The dumb tax – how much money would you have if you could take back 2-3 dumb financial decisions?

The discipline of thinking time. Not emotion. Start with a high value question.

  1. Find the unasked question.
  2. Separate the problem from the symptoms.
  3. Check assumptions.
  4. Consider second order consequences.
  5. Create the machine (plan and execute).

“How might I… so that I can…?”

Address the core problem, not the obvious symptom.

Thinking time. 45min and 15min summary. No distractions.

Few things are more common than unrewarded artistic and technical expertise.

4 hats. Creator, technician, owner, investor.

Growth is inversely proportional to direct control. I.e. have to delegate, trust and check.

Get a board to add valuable outside insight.

Culture is continually having a conversation about the rules of the game.

Clarity equals power.

Motivation is for amateurs. Scoreboard the ‘A’ employees.

Ordinary things, consistently done, produce extraordinary results.

Don’t try and think of the ultimate solution. Start with what 5 things you can start or stop to improve now.

What am I consistently doing right or wrong?

Find out what customers want, go and get it, give it to them.

When talking to employees. ‘Help me understand…what do you recommend?’

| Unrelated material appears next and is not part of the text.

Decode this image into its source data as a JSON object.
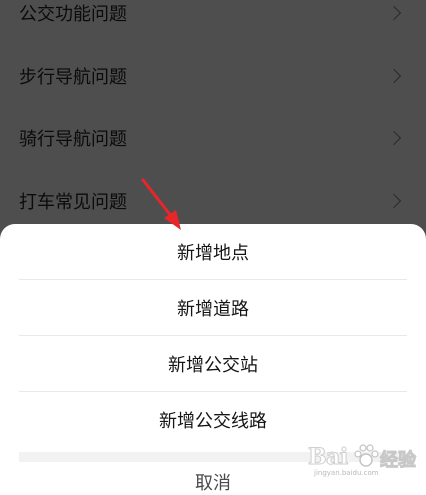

Good systems are leverage. More with less.

USMC. If you want the most, make it easy. If you want the best, make it hard.

Three pillars of success:

  1. Write down your major outcomes every day.
  2. Plan day before it starts.
  3. Be accountable to someone.

What consistently hijacks my calendar?

Survival requires more curiosity and less arrogance, more humility and less need to be right, better questions and fewer answers.

Pick the strategic solution, not the tactical one.

Who do I want to buy from me? What must happen to cause them to buy? What must happen to keep them coming back? What could happen to cause them not to buy?

Where are you spending money on a solution that’s been sold to you, not the one that fixes the root cause?

Remember, you’re an employee in your own business! Treat yourself as one. Performance development, accountability etc.

Pretend you’re on the board of directors of you. What would you say?

Employees taking ownership is better than systems, to keep standards high.

A culture change starts with an apology from you for abdicating leadership, and a promise to all to take ownership.

What is my vision of excellence, of myself?

Imagine you met the man you could have been.

Custom service, empowering employees. Name a customer that doesn’t want to be an exception to all these rules.

Don’t neglect your old proven sales systems for you new shiny unproven ones.

Time, quality or price. Pick 1 or 2.

What is our promise to our customers?

You can get rich with a terrible product, e.g. McDonalds. It’s how you do it.

Revenue growth funnel:

  1. Keep more customers
  2. Increase referrals or repeats
  3. Define and enhance certainty of success
  4. Enhance/train sales process
  5. Increase conversion
  6. Increase transaction size
  7. Increase frequency
  8. Increase leads/drive traffic

Don’t sell a business. Hire your replacement and keep it.

What concentration risks do you have? Customer, supplier, provider, owner?

The value is not in the plan, it’s in the planning.

What do I know I need to do and am not?

Cause and effect. Want an effect? Do the cause. I.e. don’t just measure KPI, measure cause.

Start fewer things, finish more things.